Boeing continues to hire companies for the SBInet project. And the congressional districts of backers of the border fence continue to benefit. A recent Long Island Business News article trumpeted the success of Telephonics Corp., a local business, in Congressman King’s congressional district that won a $14.5 million bid to provide a mobile surveillance system under SBInet to protect the southern border.
While Garza and Tamez wait for answers, they say they are being asked to sacrifice something that can’t be replaced by money. They are giving up their land, their homes, their heritage, and the few remaining acres left to them that they hoped to pass on to their children and grandchildren.
“I am an old man. I have colon cancer, and I am 76 years old,” Garza says, resting against a tree in front of his home. “All I do is worry about whether they will take my home. My wife keeps asking me, ‘What are we going to do?’”
Besides these personal tragedies, Eagle Pass Mayor Foster says there is another tragedy in store for the American taxpayer. A 2006 congressional report estimates the cost of maintaining and building the fence could be as much as $49 billion over its expected 25-year life span.

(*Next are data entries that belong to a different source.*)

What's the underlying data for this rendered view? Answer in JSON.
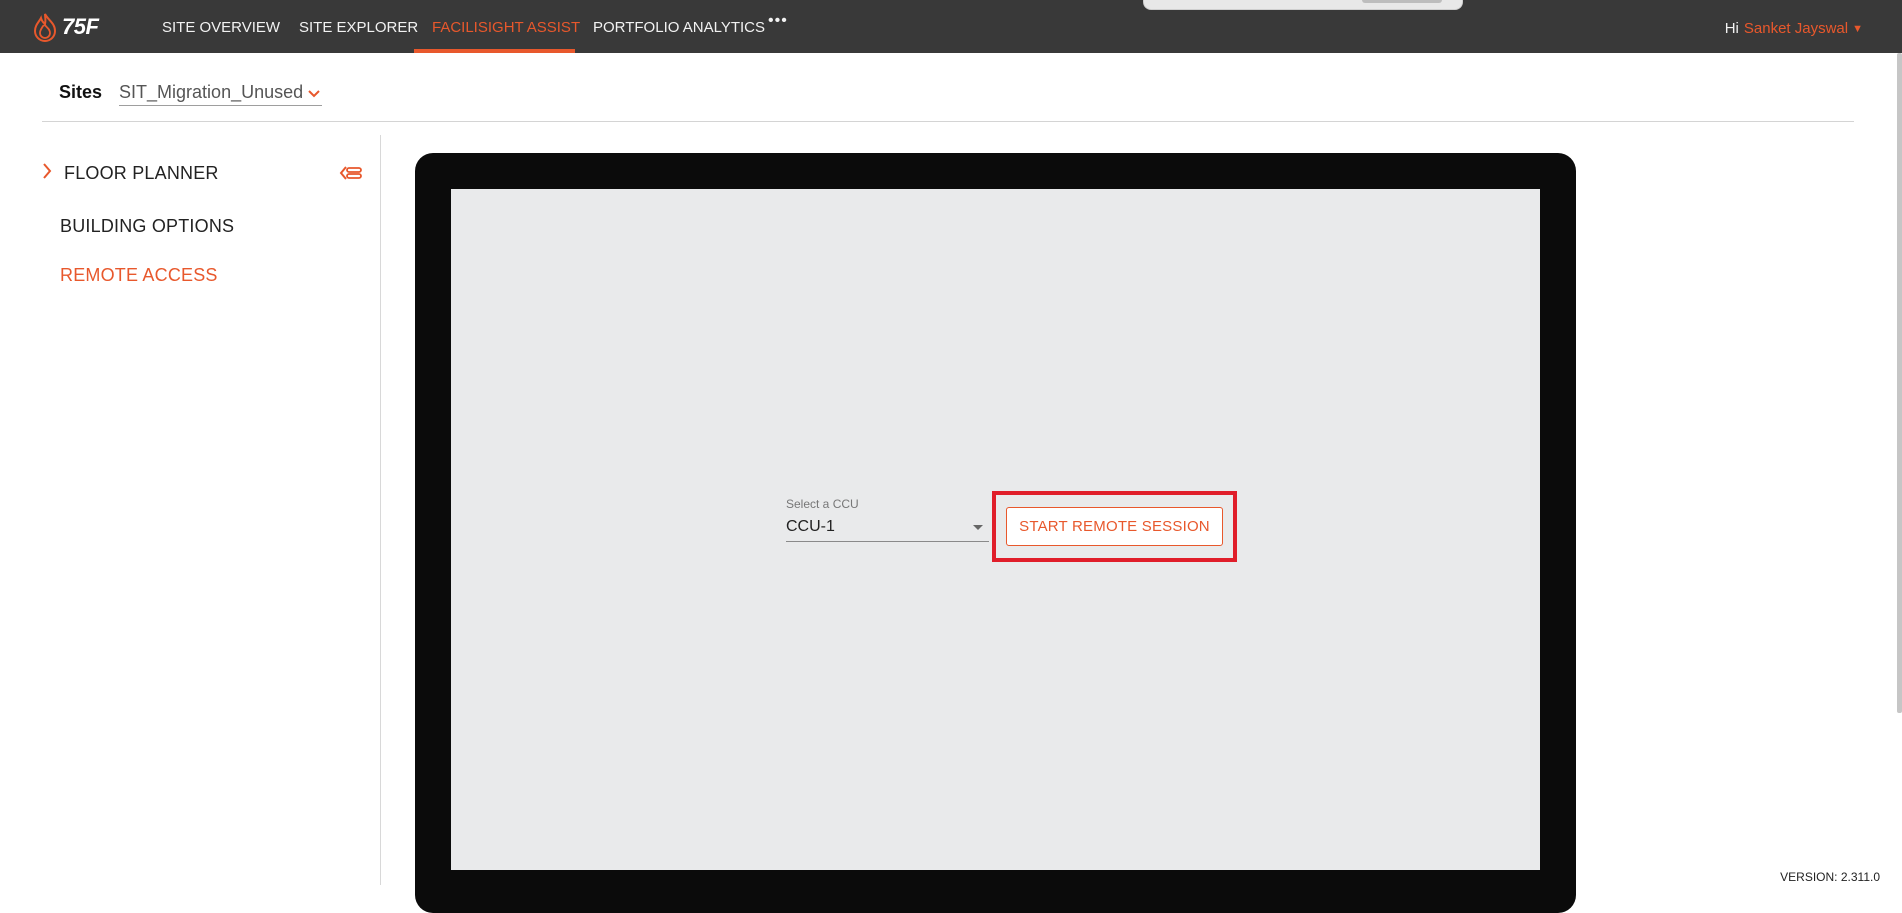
{
  "topnav": {
    "logo_text": "75F",
    "items": [
      {
        "label": "SITE OVERVIEW"
      },
      {
        "label": "SITE EXPLORER"
      },
      {
        "label": "FACILISIGHT ASSIST"
      },
      {
        "label": "PORTFOLIO ANALYTICS"
      }
    ],
    "active_index": 2,
    "more_label": "•••",
    "greeting_prefix": "Hi",
    "user_name": "Sanket Jayswal"
  },
  "sites": {
    "label": "Sites",
    "selected": "SIT_Migration_Unused"
  },
  "sidebar": {
    "items": [
      {
        "label": "FLOOR PLANNER"
      },
      {
        "label": "BUILDING OPTIONS"
      },
      {
        "label": "REMOTE ACCESS"
      }
    ]
  },
  "remote": {
    "ccu_label": "Select a CCU",
    "ccu_value": "CCU-1",
    "start_button": "START REMOTE SESSION"
  },
  "footer": {
    "version": "VERSION: 2.311.0"
  },
  "colors": {
    "accent": "#e8582c",
    "nav_bg": "#393939",
    "highlight": "#e01e2a"
  }
}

“They are just going to push this problem on the next administration, and nobody is going to talk about immigration reform, and that’s the illness,” Foster says. “The wall is a Band-Aid on the problem. And to blow $49 billion and not walk away with a secure border—that’s a travesty.”